Below are some of the best apps for dog owners. Download them to your iPhone, iPod Touch or iPad to find dog-friendly locales, off-leash parks, pet first aid tips, and more; many are free or cost just $.99 each. And if your favorites are missing from the list, please add them to the Comments section on the site.

Dog Park Finder
Near home or on the go, the Dog Park Finder app powered byDogParkUSA.com has you covered with listings of 2,400+ dog parks. Using your phone’s GPS, it finds the nearest park, and includes photos, user reviews and details, such as if it’s fenced, has small dog areas, and the hours and days of operation. FREE.

Paw Card
With the Paw Card app, create an unlimited number of profiles for your dogs, cats, and other pets to keep track of their vital information and always have it with you. Record your pet’s ID tag numbers and vet contacts, and track your pet’s medications, medical and vaccination history, and more. That’s not all, email your pet’s Paw Card to your dog walker, pet sitter, or vet. FREE.

Petfinder
Search pets by breed, age, gender and size from 13,000 shelters and rescue groups around the country with the Petfinder app. It’s just what you need when someone tells you they’d like to buy a pet, or if you’re looking for a new family member. Bookmark your favorite pet profiles and share them with friends via email, Facebook and Twitter. FREE.

Pet First Aid
Be prepared with the Pet First Aid app and you’ll have instant access to clear, concise advice for common pet emergencies. With detailed articles, video, and illustrations, you’ll know exactly how to care for your pet. Learn how to handle bites and stings, bandaging, burns, bleeding, fractures, poisoning, and much more. $3.99.

FidoFactor
Locate all the dog friendly spots in your area with the FidoFactor app – dog parks, dog friendly restaurants, bars, pet stores, hotels, and more. And not only will you find directions, hours and contact information in its growing user-generated database, but you’ll find user reviews too. FREE.

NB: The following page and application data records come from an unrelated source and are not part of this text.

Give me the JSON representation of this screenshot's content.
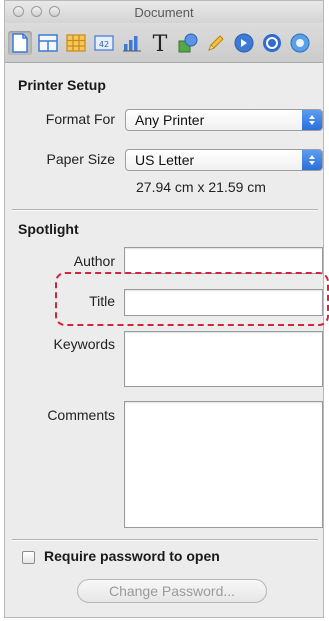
{
  "window": {
    "title": "Document"
  },
  "toolbar": {
    "icons": [
      "document-icon",
      "layout-icon",
      "table-icon",
      "cell-format-icon",
      "chart-icon",
      "text-icon",
      "shapes-icon",
      "pencil-icon",
      "link-icon",
      "quicktime-icon"
    ]
  },
  "printer_setup": {
    "heading": "Printer Setup",
    "format_for_label": "Format For",
    "format_for_value": "Any Printer",
    "paper_size_label": "Paper Size",
    "paper_size_value": "US Letter",
    "paper_dimensions": "27.94 cm x 21.59 cm"
  },
  "spotlight": {
    "heading": "Spotlight",
    "author_label": "Author",
    "author_value": "",
    "title_label": "Title",
    "title_value": "",
    "keywords_label": "Keywords",
    "keywords_value": "",
    "comments_label": "Comments",
    "comments_value": ""
  },
  "security": {
    "require_password_label": "Require password to open",
    "require_password_checked": false,
    "change_password_label": "Change Password..."
  },
  "colors": {
    "highlight": "#d2243c",
    "popup_accent": "#2a6fda"
  }
}
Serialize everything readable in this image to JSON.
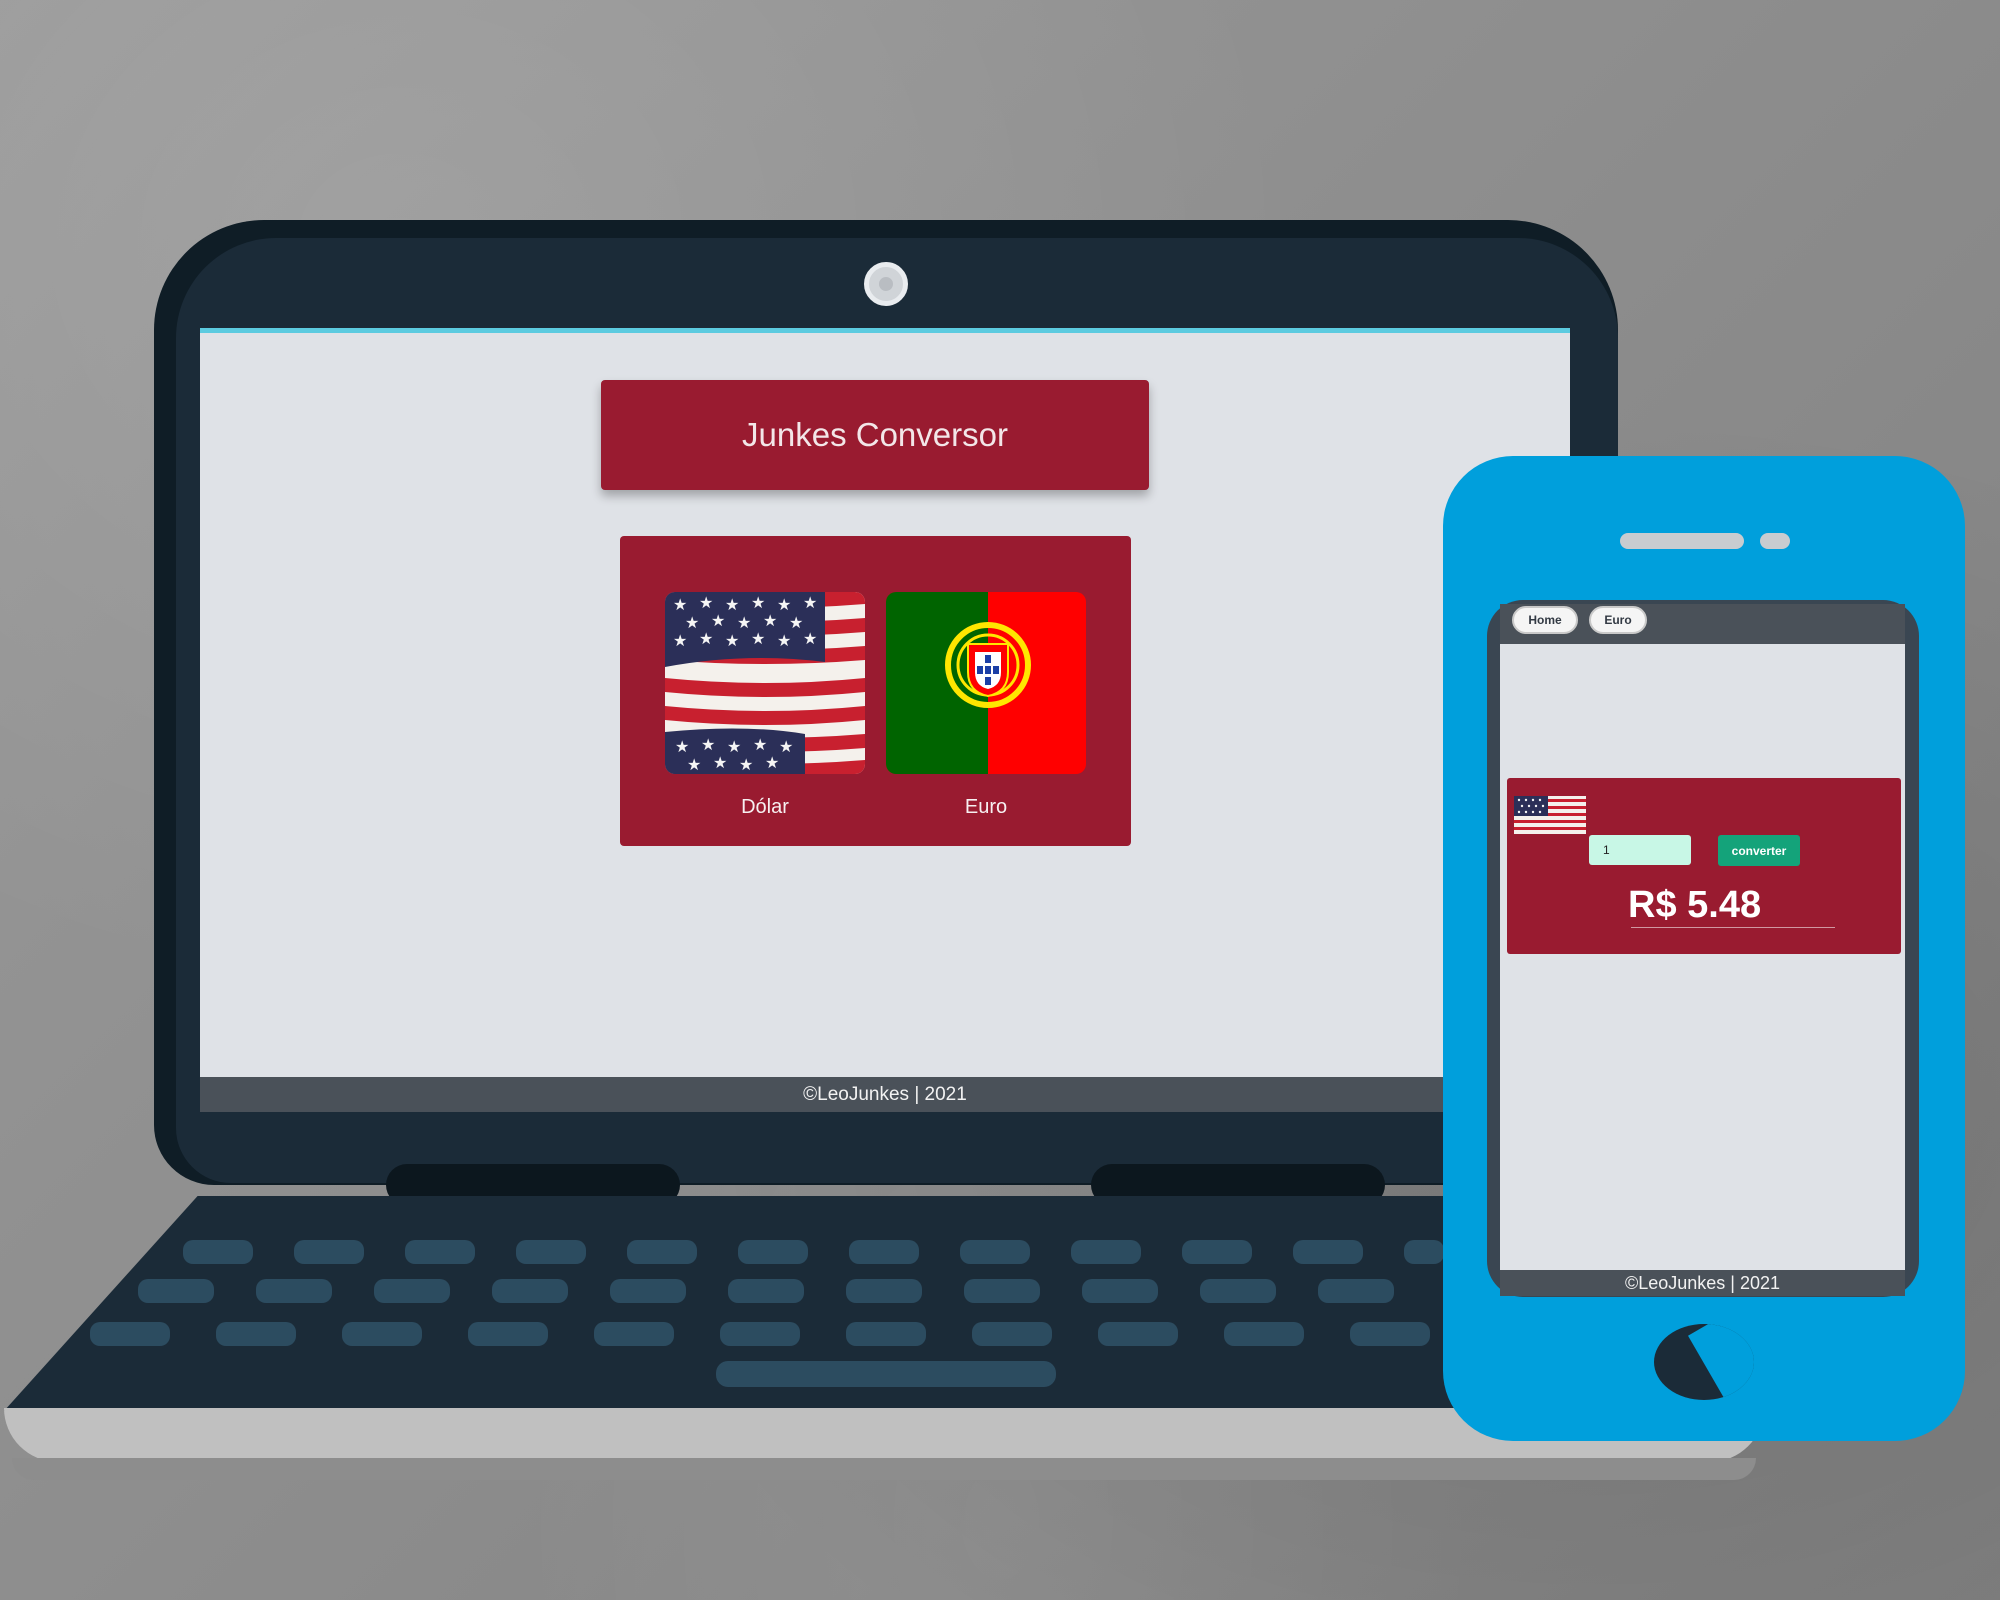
{
  "laptop_app": {
    "title": "Junkes Conversor",
    "currencies": [
      {
        "label": "Dólar",
        "flag_icon": "usa-flag-icon"
      },
      {
        "label": "Euro",
        "flag_icon": "portugal-flag-icon"
      }
    ],
    "footer": "©LeoJunkes | 2021"
  },
  "phone_app": {
    "nav": {
      "home_label": "Home",
      "euro_label": "Euro"
    },
    "amount_value": "1",
    "convert_label": "converter",
    "result": "R$ 5.48",
    "footer": "©LeoJunkes | 2021"
  },
  "colors": {
    "primary": "#991b30",
    "page_bg": "#dfe2e7",
    "footer_bg": "#4a5159",
    "accent_green": "#14a37a",
    "input_bg": "#c8f7e6",
    "phone_body": "#009fdc",
    "laptop_body": "#1b2b38"
  }
}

MixItUp with Adopt-a-Pet.com
Take a gamble on the MixItUp with Adopt-a-Pet.com app that allows you to seamlessly insert your dog (or cat, or your significant other) into three famous paintings from the classic 1903 Brown & Bigelow “Dogs Playing Poker” calendar. The best part, a percentage of the proceeds from each download is donated to Adopt-a-Pet.com. $.99.

Pet Acoustics
With the Pet Acoustics app, you’ll get music specifically designed for the hearing sensitivities of your pet in terms of frequency, volume and rhythm. Use it to calm and soothe your pet for rest time, car travel, veterinary visits, and at other times. $1.99.

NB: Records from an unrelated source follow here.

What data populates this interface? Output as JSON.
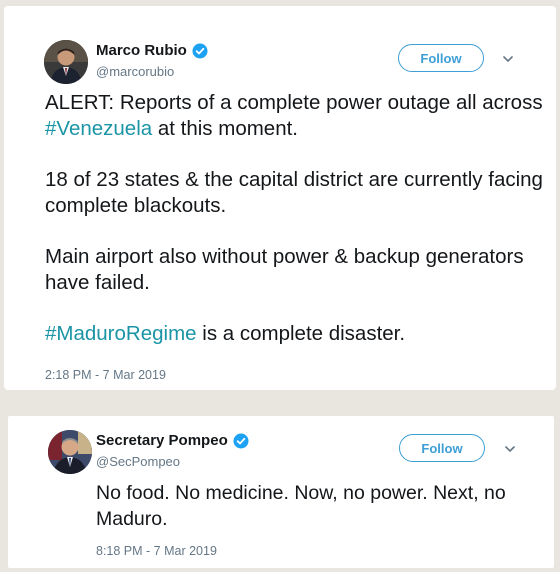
{
  "colors": {
    "accent": "#3d9fd6",
    "hashtag": "#1b95a6",
    "text": "#14171a",
    "muted": "#657786"
  },
  "tweets": [
    {
      "display_name": "Marco Rubio",
      "handle": "@marcorubio",
      "verified": true,
      "follow_label": "Follow",
      "paragraphs": [
        {
          "text_1": "ALERT: Reports of a complete power outage all across ",
          "hashtag": "#Venezuela",
          "text_2": " at this moment."
        },
        {
          "text": "18 of 23 states & the capital district are currently facing complete blackouts."
        },
        {
          "text": "Main airport also without power & backup generators have failed."
        },
        {
          "hashtag": "#MaduroRegime",
          "text_2": " is a complete disaster."
        }
      ],
      "timestamp": "2:18 PM - 7 Mar 2019",
      "icons": [
        "verified-badge-icon",
        "chevron-down-icon"
      ]
    },
    {
      "display_name": "Secretary Pompeo",
      "handle": "@SecPompeo",
      "verified": true,
      "follow_label": "Follow",
      "text": "No food. No medicine. Now, no power. Next, no Maduro.",
      "timestamp": "8:18 PM - 7 Mar 2019",
      "icons": [
        "verified-badge-icon",
        "chevron-down-icon"
      ]
    }
  ]
}
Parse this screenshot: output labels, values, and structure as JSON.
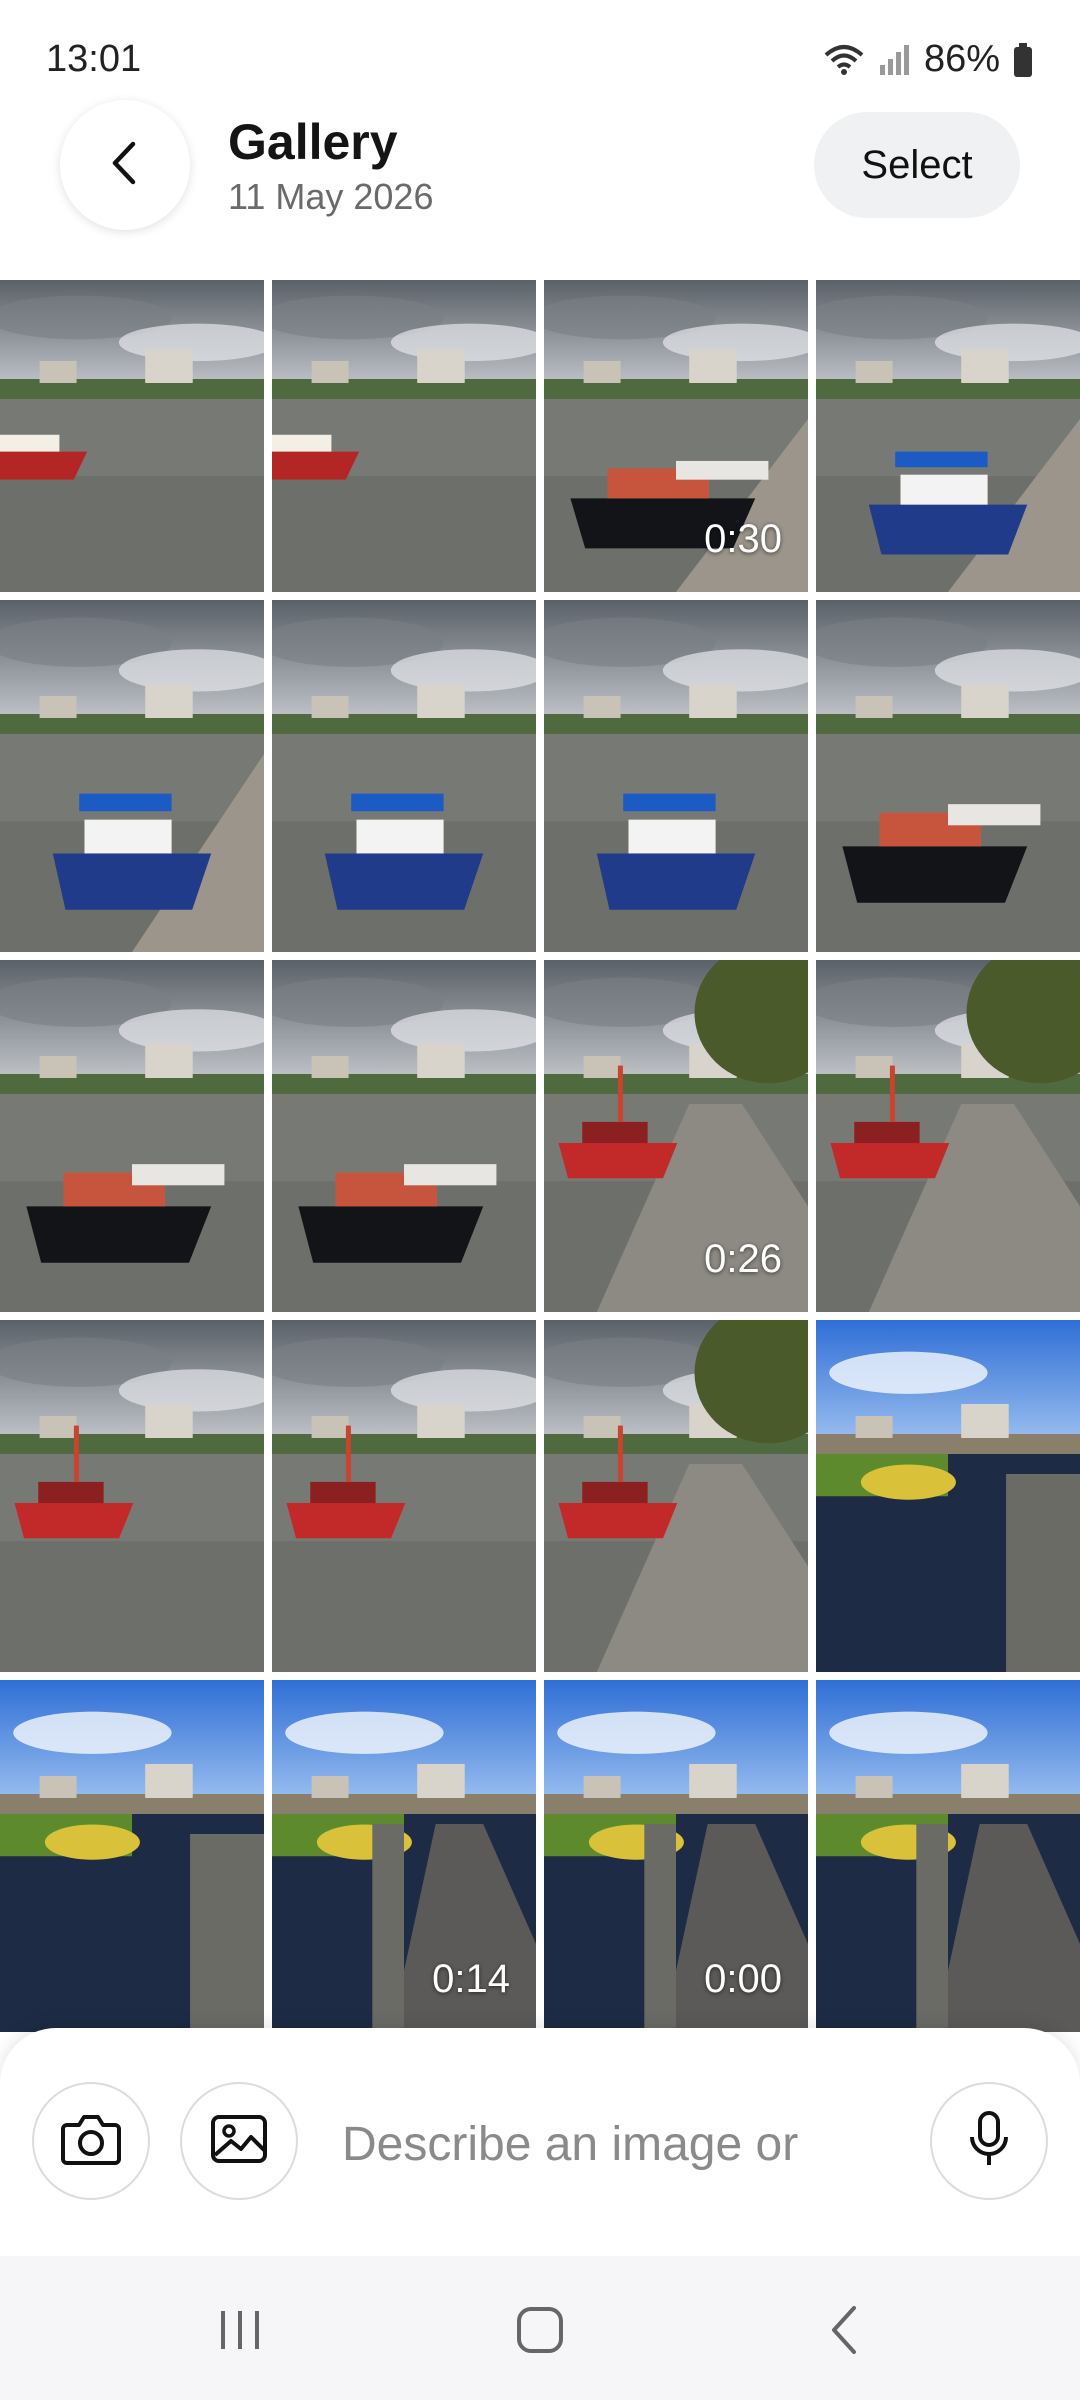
{
  "status": {
    "time": "13:01",
    "battery": "86%",
    "icons": [
      "wifi-icon",
      "signal-icon",
      "battery-icon"
    ]
  },
  "header": {
    "back_icon": "chevron-left-icon",
    "title": "Gallery",
    "date": "11 May 2026",
    "select_label": "Select"
  },
  "grid": {
    "columns": 4,
    "tiles": [
      {
        "scene": "harbour-ferry",
        "duration": ""
      },
      {
        "scene": "harbour-ferry",
        "duration": ""
      },
      {
        "scene": "barge-dock",
        "duration": "0:30"
      },
      {
        "scene": "blue-boat-dock",
        "duration": ""
      },
      {
        "scene": "blue-boat-dock",
        "duration": ""
      },
      {
        "scene": "harbour-blue-boat",
        "duration": ""
      },
      {
        "scene": "harbour-blue-boat",
        "duration": ""
      },
      {
        "scene": "barge-harbour",
        "duration": ""
      },
      {
        "scene": "barge-harbour",
        "duration": ""
      },
      {
        "scene": "barge-harbour",
        "duration": ""
      },
      {
        "scene": "red-boat-path",
        "duration": "0:26"
      },
      {
        "scene": "red-boat-path",
        "duration": ""
      },
      {
        "scene": "red-boat-water",
        "duration": ""
      },
      {
        "scene": "red-boat-water",
        "duration": ""
      },
      {
        "scene": "red-boat-path",
        "duration": ""
      },
      {
        "scene": "village-river",
        "duration": ""
      },
      {
        "scene": "village-river",
        "duration": ""
      },
      {
        "scene": "village-lane",
        "duration": "0:14"
      },
      {
        "scene": "village-lane",
        "duration": "0:00"
      },
      {
        "scene": "village-lane",
        "duration": ""
      }
    ]
  },
  "prompt": {
    "camera_icon": "camera-icon",
    "gallery_icon": "image-icon",
    "placeholder": "Describe an image or",
    "mic_icon": "microphone-icon"
  },
  "nav": {
    "recents_icon": "recent-apps-icon",
    "home_icon": "home-icon",
    "back_icon": "back-icon"
  },
  "colors": {
    "accent_bg": "#f0f1f3",
    "nav_bg": "#f6f6f8"
  }
}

Best of 101 Dog Tricks
Teach your old or young dog a few new tricks with the Best of 101 Dog Tricks app. The app includes eight tricks from Kyra Sundance’s best-selling book, 101 Dog Tricks, and teaching your dog the tricks is a snap with video, photos and step-by-step instructions. $.99.

iKnowDogs
Download the iKnowDogs app and become an absolute expert on dog breeds. This detailed reference guide includes over 1,200 photos and facts about AKC recognized dog breeds, and lets you identify dogs by appearance, temperament, purpose and country of origin. $3.99.

iSqueek
Always have a squeaky toy on hand to get your dog’s attention, thanks to the iSqueek app, a virtual squeak-toy that reacts realistically to your touch. Press on any of the 18 toys, each with it’s own sound, to create long or short sound bursts to which your dog will respond. (Have plenty of praise or a treat for your dog to make up for the fact he doesn’t actually receive a squeaky toy when he responds!). $1.99.

Pet Services Finder
Find all the services for your pet’s needs at home or on the road. The Pet Services Finder helps you locate the nearest veterinarians, emergency clinics, doggie daycare facilities, dog sitters and walkers, dog groomers and more. Once the results appear, it’s your choice: click to call, get directions or read and post reviews. FREE.

PetSnap
Pictures of your dog on your phone are a must, and the PetSnap app improves your odds of taking a great shot. The app offers 32 different sounds to instantly get your dog’s attention, perfect for getting him or her to look right into the camera. $1.99.

The Scoop:
Those with cats, be sure to download the CatPaint app, which lets you effortlessly add all or any of sixteen adorable cats to your photos.

** Article Courtesy of Woof Report **